→ **YOUR INSTRUCTIONS**:
Your task is to give the entries back exactly, leaving nothing out.

→ **SOURCE MATERIAL**:
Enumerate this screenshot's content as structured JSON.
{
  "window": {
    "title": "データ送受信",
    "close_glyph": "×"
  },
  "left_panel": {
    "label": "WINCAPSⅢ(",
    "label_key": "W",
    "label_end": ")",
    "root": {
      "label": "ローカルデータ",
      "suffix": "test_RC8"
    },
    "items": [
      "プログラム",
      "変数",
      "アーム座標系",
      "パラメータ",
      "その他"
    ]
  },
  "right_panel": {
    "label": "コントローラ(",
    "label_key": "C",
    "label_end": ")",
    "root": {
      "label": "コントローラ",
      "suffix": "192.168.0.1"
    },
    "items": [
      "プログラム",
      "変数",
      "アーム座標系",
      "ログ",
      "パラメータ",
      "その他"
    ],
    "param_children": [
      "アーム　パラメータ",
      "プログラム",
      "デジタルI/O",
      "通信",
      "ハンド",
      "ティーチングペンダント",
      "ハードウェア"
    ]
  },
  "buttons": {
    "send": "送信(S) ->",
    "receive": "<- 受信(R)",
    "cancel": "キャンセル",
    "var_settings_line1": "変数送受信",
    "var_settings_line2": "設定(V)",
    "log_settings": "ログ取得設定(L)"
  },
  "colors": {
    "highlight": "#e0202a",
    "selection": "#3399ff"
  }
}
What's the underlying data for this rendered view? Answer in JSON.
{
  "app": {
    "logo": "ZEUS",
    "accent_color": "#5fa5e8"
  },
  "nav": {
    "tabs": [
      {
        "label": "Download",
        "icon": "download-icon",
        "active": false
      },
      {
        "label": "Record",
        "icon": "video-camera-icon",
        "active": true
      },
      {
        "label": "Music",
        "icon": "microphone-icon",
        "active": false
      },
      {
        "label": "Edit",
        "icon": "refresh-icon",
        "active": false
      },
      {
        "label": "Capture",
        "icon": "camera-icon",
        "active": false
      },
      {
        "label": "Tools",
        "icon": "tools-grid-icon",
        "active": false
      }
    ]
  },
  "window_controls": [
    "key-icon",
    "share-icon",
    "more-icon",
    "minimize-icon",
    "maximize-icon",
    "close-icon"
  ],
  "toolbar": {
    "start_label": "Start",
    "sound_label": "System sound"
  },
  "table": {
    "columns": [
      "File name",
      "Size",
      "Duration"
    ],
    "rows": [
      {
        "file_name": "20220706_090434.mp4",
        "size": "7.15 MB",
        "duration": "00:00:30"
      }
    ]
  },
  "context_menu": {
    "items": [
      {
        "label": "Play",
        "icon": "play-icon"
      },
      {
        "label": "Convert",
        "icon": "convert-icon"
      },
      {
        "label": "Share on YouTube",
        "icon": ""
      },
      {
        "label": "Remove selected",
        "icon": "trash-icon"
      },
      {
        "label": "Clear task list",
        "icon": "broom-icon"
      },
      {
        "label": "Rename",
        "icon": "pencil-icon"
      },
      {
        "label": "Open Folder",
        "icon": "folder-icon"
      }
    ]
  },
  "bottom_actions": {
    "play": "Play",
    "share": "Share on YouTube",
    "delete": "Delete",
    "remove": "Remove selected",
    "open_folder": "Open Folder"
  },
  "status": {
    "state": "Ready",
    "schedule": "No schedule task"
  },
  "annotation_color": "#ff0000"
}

→ **RESPONSE BOX**:
Enumerate this screenshot's content as structured JSON.
{
  "window": {
    "title": "データ送受信",
    "close_glyph": "×"
  },
  "left_panel": {
    "label": "WINCAPSⅢ(",
    "label_key": "W",
    "label_end": ")",
    "root": {
      "label": "ローカルデータ",
      "suffix": "test_RC8"
    },
    "items": [
      "プログラム",
      "変数",
      "アーム座標系",
      "パラメータ",
      "その他"
    ]
  },
  "right_panel": {
    "label": "コントローラ(",
    "label_key": "C",
    "label_end": ")",
    "root": {
      "label": "コントローラ",
      "suffix": "192.168.0.1"
    },
    "items": [
      "プログラム",
      "変数",
      "アーム座標系",
      "ログ",
      "パラメータ",
      "その他"
    ],
    "param_children": [
      "アーム　パラメータ",
      "プログラム",
      "デジタルI/O",
      "通信",
      "ハンド",
      "ティーチングペンダント",
      "ハードウェア"
    ]
  },
  "buttons": {
    "send": "送信(S) ->",
    "receive": "<- 受信(R)",
    "cancel": "キャンセル",
    "var_settings_line1": "変数送受信",
    "var_settings_line2": "設定(V)",
    "log_settings": "ログ取得設定(L)"
  },
  "colors": {
    "highlight": "#e0202a",
    "selection": "#3399ff"
  }
}
What's the underlying data for this rendered view? Answer in JSON.
{
  "app": {
    "logo": "ZEUS",
    "accent_color": "#5fa5e8"
  },
  "nav": {
    "tabs": [
      {
        "label": "Download",
        "icon": "download-icon",
        "active": false
      },
      {
        "label": "Record",
        "icon": "video-camera-icon",
        "active": true
      },
      {
        "label": "Music",
        "icon": "microphone-icon",
        "active": false
      },
      {
        "label": "Edit",
        "icon": "refresh-icon",
        "active": false
      },
      {
        "label": "Capture",
        "icon": "camera-icon",
        "active": false
      },
      {
        "label": "Tools",
        "icon": "tools-grid-icon",
        "active": false
      }
    ]
  },
  "window_controls": [
    "key-icon",
    "share-icon",
    "more-icon",
    "minimize-icon",
    "maximize-icon",
    "close-icon"
  ],
  "toolbar": {
    "start_label": "Start",
    "sound_label": "System sound"
  },
  "table": {
    "columns": [
      "File name",
      "Size",
      "Duration"
    ],
    "rows": [
      {
        "file_name": "20220706_090434.mp4",
        "size": "7.15 MB",
        "duration": "00:00:30"
      }
    ]
  },
  "context_menu": {
    "items": [
      {
        "label": "Play",
        "icon": "play-icon"
      },
      {
        "label": "Convert",
        "icon": "convert-icon"
      },
      {
        "label": "Share on YouTube",
        "icon": ""
      },
      {
        "label": "Remove selected",
        "icon": "trash-icon"
      },
      {
        "label": "Clear task list",
        "icon": "broom-icon"
      },
      {
        "label": "Rename",
        "icon": "pencil-icon"
      },
      {
        "label": "Open Folder",
        "icon": "folder-icon"
      }
    ]
  },
  "bottom_actions": {
    "play": "Play",
    "share": "Share on YouTube",
    "delete": "Delete",
    "remove": "Remove selected",
    "open_folder": "Open Folder"
  },
  "status": {
    "state": "Ready",
    "schedule": "No schedule task"
  },
  "annotation_color": "#ff0000"
}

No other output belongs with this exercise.